You are here:
Linking the Physicochemical Properities of Titania with Its Biocidal Properities
Veronesi, B., C. Han, L. Putvin, M. Pelaez, H. Zamankhan, H. Choi, D. Betancourt, AND D. Dionysiou. Linking the Physicochemical Properities of Titania with Its Biocidal Properities. Presented at SOCIETY OF TOXICOLOGY MEETING, Phoenix, AZ, March 23 - 27, 2014.
This is a novel attempt to use cost effective, HTP screening models(bioluminescent bacteria) to link physicochemial properties of nanoparticles with their biocidal toxicity.
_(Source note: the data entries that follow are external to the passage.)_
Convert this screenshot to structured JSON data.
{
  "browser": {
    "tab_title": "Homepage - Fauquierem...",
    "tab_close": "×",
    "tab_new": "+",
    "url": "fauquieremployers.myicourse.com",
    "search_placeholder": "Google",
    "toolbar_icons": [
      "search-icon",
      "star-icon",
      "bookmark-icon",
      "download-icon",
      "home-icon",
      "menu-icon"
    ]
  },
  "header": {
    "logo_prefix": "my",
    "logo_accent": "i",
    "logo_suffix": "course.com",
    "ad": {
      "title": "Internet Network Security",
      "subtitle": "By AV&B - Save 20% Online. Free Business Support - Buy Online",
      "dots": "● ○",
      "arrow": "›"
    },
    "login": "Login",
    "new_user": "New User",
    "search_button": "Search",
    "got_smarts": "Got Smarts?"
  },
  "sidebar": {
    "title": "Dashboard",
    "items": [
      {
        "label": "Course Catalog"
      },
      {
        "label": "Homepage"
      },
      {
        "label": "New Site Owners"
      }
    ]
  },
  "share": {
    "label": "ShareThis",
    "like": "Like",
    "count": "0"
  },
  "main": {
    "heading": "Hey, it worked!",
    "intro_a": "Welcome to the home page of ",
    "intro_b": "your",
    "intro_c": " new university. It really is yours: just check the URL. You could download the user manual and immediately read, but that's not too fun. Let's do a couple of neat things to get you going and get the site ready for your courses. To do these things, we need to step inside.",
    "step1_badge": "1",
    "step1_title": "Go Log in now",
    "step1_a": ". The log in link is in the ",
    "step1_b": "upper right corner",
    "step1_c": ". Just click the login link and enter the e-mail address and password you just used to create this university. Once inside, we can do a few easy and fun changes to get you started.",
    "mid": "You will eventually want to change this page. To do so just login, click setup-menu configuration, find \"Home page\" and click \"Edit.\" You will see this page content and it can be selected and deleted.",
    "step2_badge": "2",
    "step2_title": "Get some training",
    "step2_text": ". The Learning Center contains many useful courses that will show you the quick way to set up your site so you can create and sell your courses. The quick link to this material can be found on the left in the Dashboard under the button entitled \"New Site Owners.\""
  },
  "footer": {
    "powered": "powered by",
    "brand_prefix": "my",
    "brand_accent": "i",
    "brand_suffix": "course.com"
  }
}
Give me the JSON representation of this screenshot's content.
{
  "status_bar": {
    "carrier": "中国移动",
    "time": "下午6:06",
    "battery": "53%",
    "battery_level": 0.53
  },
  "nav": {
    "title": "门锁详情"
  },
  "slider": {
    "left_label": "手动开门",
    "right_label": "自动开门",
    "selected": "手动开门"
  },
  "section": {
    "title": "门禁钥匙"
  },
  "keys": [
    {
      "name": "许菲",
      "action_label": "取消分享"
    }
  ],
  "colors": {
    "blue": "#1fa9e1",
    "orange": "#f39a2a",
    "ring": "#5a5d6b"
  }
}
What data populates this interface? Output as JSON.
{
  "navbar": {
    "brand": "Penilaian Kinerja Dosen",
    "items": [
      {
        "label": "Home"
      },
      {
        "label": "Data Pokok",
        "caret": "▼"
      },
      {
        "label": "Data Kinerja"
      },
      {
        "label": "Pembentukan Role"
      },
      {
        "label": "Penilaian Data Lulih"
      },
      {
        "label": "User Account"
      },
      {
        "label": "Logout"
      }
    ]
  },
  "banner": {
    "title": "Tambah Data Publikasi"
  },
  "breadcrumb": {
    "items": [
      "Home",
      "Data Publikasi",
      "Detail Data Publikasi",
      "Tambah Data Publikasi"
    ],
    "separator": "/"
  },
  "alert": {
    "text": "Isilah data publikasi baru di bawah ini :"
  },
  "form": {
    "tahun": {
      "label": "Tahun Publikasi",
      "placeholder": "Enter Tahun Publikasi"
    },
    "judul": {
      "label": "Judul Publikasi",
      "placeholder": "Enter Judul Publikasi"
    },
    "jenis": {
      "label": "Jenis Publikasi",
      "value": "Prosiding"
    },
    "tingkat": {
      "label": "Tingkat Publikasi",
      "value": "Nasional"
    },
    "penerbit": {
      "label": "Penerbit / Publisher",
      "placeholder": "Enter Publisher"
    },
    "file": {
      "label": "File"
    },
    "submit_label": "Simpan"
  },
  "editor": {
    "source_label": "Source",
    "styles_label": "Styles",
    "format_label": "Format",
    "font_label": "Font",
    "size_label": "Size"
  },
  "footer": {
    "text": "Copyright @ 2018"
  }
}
LINKING THE PHYSICOCHEMICAL PROPERTIES OF TITANIA WITH ITS BIOCIDAL PROPERTIES. C. Han1, L. Putvin2, M. Pelaez1, H. Zamankhan3, H. Choi3, D. Betancourt4a, D. Dionysiou1. B. Veronesi4b, 1 Department of Biomedical, Chemical and Environmental Engineering, University of Cincinnati, Cincinnati, OH, 2 Department of Biomedical Engineering, North Carolina State University, Raleigh, NC, 3Department of Civil Engineering, The University of Texas at Arlington, Arlington, TX and 4a National Risk Management Research Laboratory and 4bNational Health and Environmental Research Laboratory, U.S. Environmental Protection Agency, Research Triangle Park, NC, Modification of parent TiO2 nanoparticles is done to optimize photo-efficacy under either solar light or visible light illumination. However, cost effective and relevant, high throughput assays (HTP) are needed to test the modified materials for effectiveness and environmental risk. TiO2 nanoparticles are well known for their biocidal properties. A series of TiO2 materials with different crystal phase, size, porosity, and surface area were synthesized by sol-gel methods followed by calcination at temperatures ranging from 100-900 °C. Each material was characterized by conventional microscopy and physicochemical techniques. The materials exhibited pore volumes in the range 0.2-0.659 cm3/g, BET surface areas from 0.95 to 482 m2/g and crystalline size from 4.5 to 42.5 nm. To understand if the biocidal effectiveness of these materials related to physicochemical characteristics, a HTP assay was used that featured a gram negative, bioluminescent bacteria (vibrio fischeri). Viability measures of these organisms were collected after a 30 and 60 min exposure to each material (500-2000 g ml-1). The anatase crystal phase was consistently more toxic than rutile phase. Linear regression analyses indicated that across all concentrations, the highest correlation between toxicity and the individual physical characteristic occurred in the following rank order (highest to lowest): porosity>surface area>>particle size. Such data sets may be helpful in the future design of metal oxides with controlled biocidal properties. This abstract does not reflect the views and policies of the USEPA.
Record Details:Record Type: DOCUMENT (PRESENTATION/ABSTRACT)
Organization:U.S. ENVIRONMENTAL PROTECTION AGENCY
OFFICE OF RESEARCH AND DEVELOPMENT
NATIONAL HEALTH AND ENVIRONMENTAL EFFECTS RESEARCH LABORATORY
INTEGRATED SYSTEMS TOXICOLOGY DIVISION
SYSTEMS BIOLOGY BRANCH